▶ _PROBLEM REQUIREMENTS_
Copy each record below exactly, please, and leave its pictures out.

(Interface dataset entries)
-=-=-

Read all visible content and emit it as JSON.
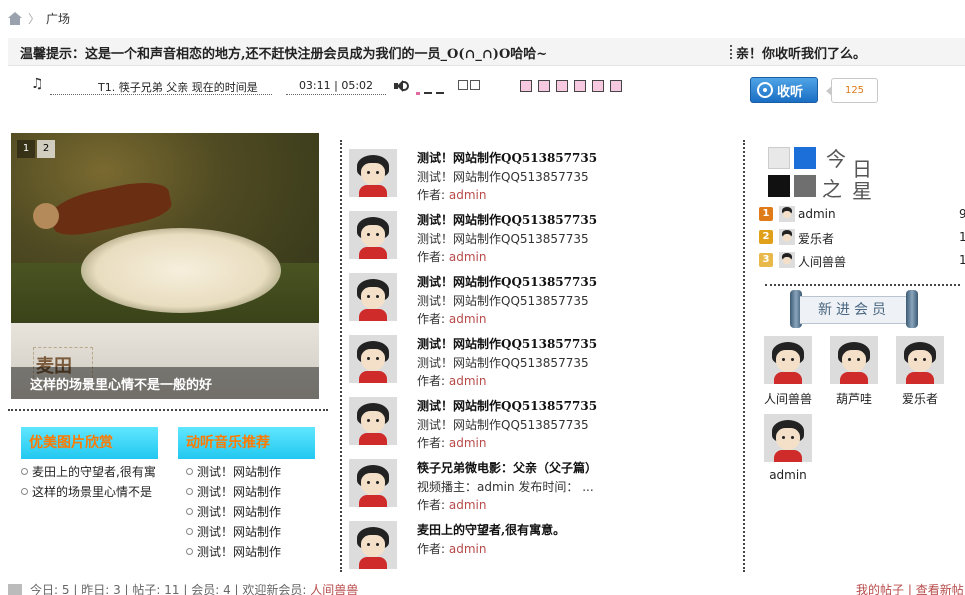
{
  "breadcrumb": {
    "current": "广场",
    "separator": "〉"
  },
  "notice": {
    "text": "温馨提示：这是一个和声音相恋的地方,还不赶快注册会员成为我们的一员_O(∩_∩)O哈哈~",
    "right": "亲！你收听我们了么。"
  },
  "player": {
    "track": "T1. 筷子兄弟  父亲  现在的时间是",
    "time": "03:11 | 05:02",
    "note_icon": "♫"
  },
  "listen": {
    "label": "收听",
    "count": "125"
  },
  "slideshow": {
    "pages": [
      "1",
      "2"
    ],
    "active": 1,
    "caption": "这样的场景里心情不是一般的好",
    "logo_text": "麦田"
  },
  "sections": {
    "pictures": {
      "title": "优美图片欣赏",
      "items": [
        "麦田上的守望者,很有寓",
        "这样的场景里心情不是"
      ]
    },
    "music": {
      "title": "动听音乐推荐",
      "items": [
        "测试！网站制作",
        "测试！网站制作",
        "测试！网站制作",
        "测试！网站制作",
        "测试！网站制作"
      ]
    }
  },
  "posts": [
    {
      "title": "测试！网站制作QQ513857735",
      "desc": "测试！网站制作QQ513857735",
      "author_label": "作者:",
      "author": "admin"
    },
    {
      "title": "测试！网站制作QQ513857735",
      "desc": "测试！网站制作QQ513857735",
      "author_label": "作者:",
      "author": "admin"
    },
    {
      "title": "测试！网站制作QQ513857735",
      "desc": "测试！网站制作QQ513857735",
      "author_label": "作者:",
      "author": "admin"
    },
    {
      "title": "测试！网站制作QQ513857735",
      "desc": "测试！网站制作QQ513857735",
      "author_label": "作者:",
      "author": "admin"
    },
    {
      "title": "测试！网站制作QQ513857735",
      "desc": "测试！网站制作QQ513857735",
      "author_label": "作者:",
      "author": "admin"
    },
    {
      "title": "筷子兄弟微电影：父亲（父子篇）",
      "desc": "视频播主：admin 发布时间： ...",
      "author_label": "作者:",
      "author": "admin"
    },
    {
      "title": "麦田上的守望者,很有寓意。",
      "desc": "",
      "author_label": "作者:",
      "author": "admin"
    }
  ],
  "stars": {
    "title_chars": [
      "今",
      "日",
      "之",
      "星"
    ],
    "rankings": [
      {
        "rank": "1",
        "name": "admin",
        "value": "9",
        "color": "#e07b1a"
      },
      {
        "rank": "2",
        "name": "爱乐者",
        "value": "1",
        "color": "#e0a01a"
      },
      {
        "rank": "3",
        "name": "人间兽兽",
        "value": "1",
        "color": "#e8b84a"
      }
    ]
  },
  "new_members": {
    "title": "新进会员",
    "members": [
      "人间兽兽",
      "葫芦哇",
      "爱乐者",
      "admin"
    ]
  },
  "footer": {
    "today_label": "今日:",
    "today": "5",
    "yesterday_label": "昨日:",
    "yesterday": "3",
    "posts_label": "帖子:",
    "posts": "11",
    "members_label": "会员:",
    "members": "4",
    "welcome_label": "欢迎新会员:",
    "welcome_user": "人间兽兽",
    "my_posts": "我的帖子",
    "view_new": "查看新帖"
  },
  "colors": {
    "accent_blue": "#1b6fc4",
    "section_head": "#22c8f0",
    "section_text": "#ff7a00",
    "author_link": "#b84a4a"
  }
}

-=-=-

▶ _THE COMPLETED TASK_
Read all visible content and emit it as JSON.
{
  "breadcrumb": {
    "current": "广场",
    "separator": "〉"
  },
  "notice": {
    "text": "温馨提示：这是一个和声音相恋的地方,还不赶快注册会员成为我们的一员_O(∩_∩)O哈哈~",
    "right": "亲！你收听我们了么。"
  },
  "player": {
    "track": "T1. 筷子兄弟  父亲  现在的时间是",
    "time": "03:11 | 05:02",
    "note_icon": "♫"
  },
  "listen": {
    "label": "收听",
    "count": "125"
  },
  "slideshow": {
    "pages": [
      "1",
      "2"
    ],
    "active": 1,
    "caption": "这样的场景里心情不是一般的好",
    "logo_text": "麦田"
  },
  "sections": {
    "pictures": {
      "title": "优美图片欣赏",
      "items": [
        "麦田上的守望者,很有寓",
        "这样的场景里心情不是"
      ]
    },
    "music": {
      "title": "动听音乐推荐",
      "items": [
        "测试！网站制作",
        "测试！网站制作",
        "测试！网站制作",
        "测试！网站制作",
        "测试！网站制作"
      ]
    }
  },
  "posts": [
    {
      "title": "测试！网站制作QQ513857735",
      "desc": "测试！网站制作QQ513857735",
      "author_label": "作者:",
      "author": "admin"
    },
    {
      "title": "测试！网站制作QQ513857735",
      "desc": "测试！网站制作QQ513857735",
      "author_label": "作者:",
      "author": "admin"
    },
    {
      "title": "测试！网站制作QQ513857735",
      "desc": "测试！网站制作QQ513857735",
      "author_label": "作者:",
      "author": "admin"
    },
    {
      "title": "测试！网站制作QQ513857735",
      "desc": "测试！网站制作QQ513857735",
      "author_label": "作者:",
      "author": "admin"
    },
    {
      "title": "测试！网站制作QQ513857735",
      "desc": "测试！网站制作QQ513857735",
      "author_label": "作者:",
      "author": "admin"
    },
    {
      "title": "筷子兄弟微电影：父亲（父子篇）",
      "desc": "视频播主：admin 发布时间： ...",
      "author_label": "作者:",
      "author": "admin"
    },
    {
      "title": "麦田上的守望者,很有寓意。",
      "desc": "",
      "author_label": "作者:",
      "author": "admin"
    }
  ],
  "stars": {
    "title_chars": [
      "今",
      "日",
      "之",
      "星"
    ],
    "rankings": [
      {
        "rank": "1",
        "name": "admin",
        "value": "9",
        "color": "#e07b1a"
      },
      {
        "rank": "2",
        "name": "爱乐者",
        "value": "1",
        "color": "#e0a01a"
      },
      {
        "rank": "3",
        "name": "人间兽兽",
        "value": "1",
        "color": "#e8b84a"
      }
    ]
  },
  "new_members": {
    "title": "新进会员",
    "members": [
      "人间兽兽",
      "葫芦哇",
      "爱乐者",
      "admin"
    ]
  },
  "footer": {
    "today_label": "今日:",
    "today": "5",
    "yesterday_label": "昨日:",
    "yesterday": "3",
    "posts_label": "帖子:",
    "posts": "11",
    "members_label": "会员:",
    "members": "4",
    "welcome_label": "欢迎新会员:",
    "welcome_user": "人间兽兽",
    "my_posts": "我的帖子",
    "view_new": "查看新帖"
  },
  "colors": {
    "accent_blue": "#1b6fc4",
    "section_head": "#22c8f0",
    "section_text": "#ff7a00",
    "author_link": "#b84a4a"
  }
}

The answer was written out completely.